But in Eazi’s music, there is as much a unique Ghanaian influence as a Nigerian one: Songs like the smash hit “Leg Over” have the energetic pulse of Nigerian Afrobeats, but with Eazi’s slow, lulling delivery that the artist says is inspired by the chilled-out vibe of Ghanaian life. He calls his signature blend “banku music,” a reference to Ghana’s traditional staple food. “You eat it with soup—banku has three different flours, so it’s heavy, and it makes me relaxed and tired,” he says. “The first time I ever recorded a song, I went straight from the banku joint to the studio, so I was sleepy. Some people say I sing like I don’t really care. Like, ‘Yo, bro, are you really singing?’ That’s banku.”
Eazi also reps Ghana in his wardrobe, which is characterized by a mix of contemporary streetwear and traditional
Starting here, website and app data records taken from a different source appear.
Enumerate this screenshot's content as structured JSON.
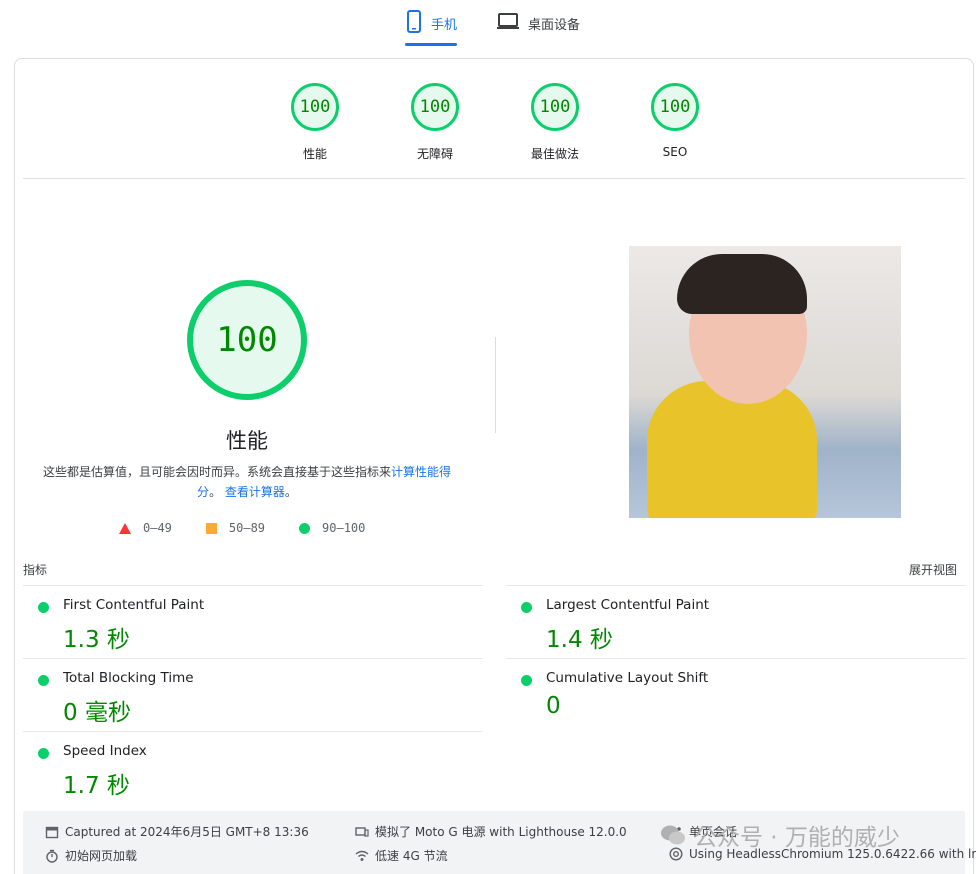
{
  "tabs": {
    "mobile_label": "手机",
    "desktop_label": "桌面设备"
  },
  "categories": [
    {
      "score": "100",
      "label": "性能"
    },
    {
      "score": "100",
      "label": "无障碍"
    },
    {
      "score": "100",
      "label": "最佳做法"
    },
    {
      "score": "100",
      "label": "SEO"
    }
  ],
  "performance": {
    "score": "100",
    "title": "性能",
    "desc_text": "这些都是估算值，且可能会因时而异。系统会直接基于这些指标来",
    "desc_link1": "计算性能得分",
    "desc_sep": "。",
    "desc_link2": "查看计算器",
    "desc_end": "。"
  },
  "legend": {
    "fail": "0–49",
    "average": "50–89",
    "pass": "90–100"
  },
  "metrics_header": {
    "title": "指标",
    "expand": "展开视图"
  },
  "metrics": [
    {
      "name": "First Contentful Paint",
      "value": "1.3 秒"
    },
    {
      "name": "Largest Contentful Paint",
      "value": "1.4 秒"
    },
    {
      "name": "Total Blocking Time",
      "value": "0 毫秒"
    },
    {
      "name": "Cumulative Layout Shift",
      "value": "0"
    },
    {
      "name": "Speed Index",
      "value": "1.7 秒"
    }
  ],
  "footer": {
    "captured": "Captured at 2024年6月5日 GMT+8 13:36",
    "device": "模拟了 Moto G 电源 with Lighthouse 12.0.0",
    "session": "单页会话",
    "load": "初始网页加载",
    "throttle": "低速 4G 节流",
    "browser": "Using HeadlessChromium 125.0.6422.66 with lr"
  },
  "watermark": "公众号 · 万能的威少",
  "colors": {
    "accent": "#1a73e8",
    "pass": "#0cce6b",
    "pass_text": "#008800",
    "average": "#ffaa33",
    "fail": "#ff3333"
  }
}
textiles—including his now-signature straw hat—from the Ashanti region and the north of the country. He’s handsome and stylish, with a slim build and close-cropped hair, and has a penchant for playful jewelry, bright colors, and narrow-cut blazers and turtlenecks. Asked about his fashion sense, he told us ahead of a big show in New York (tonight at PlayStation Theater) that everywhere he goes, Ghana and Nigeria go with him.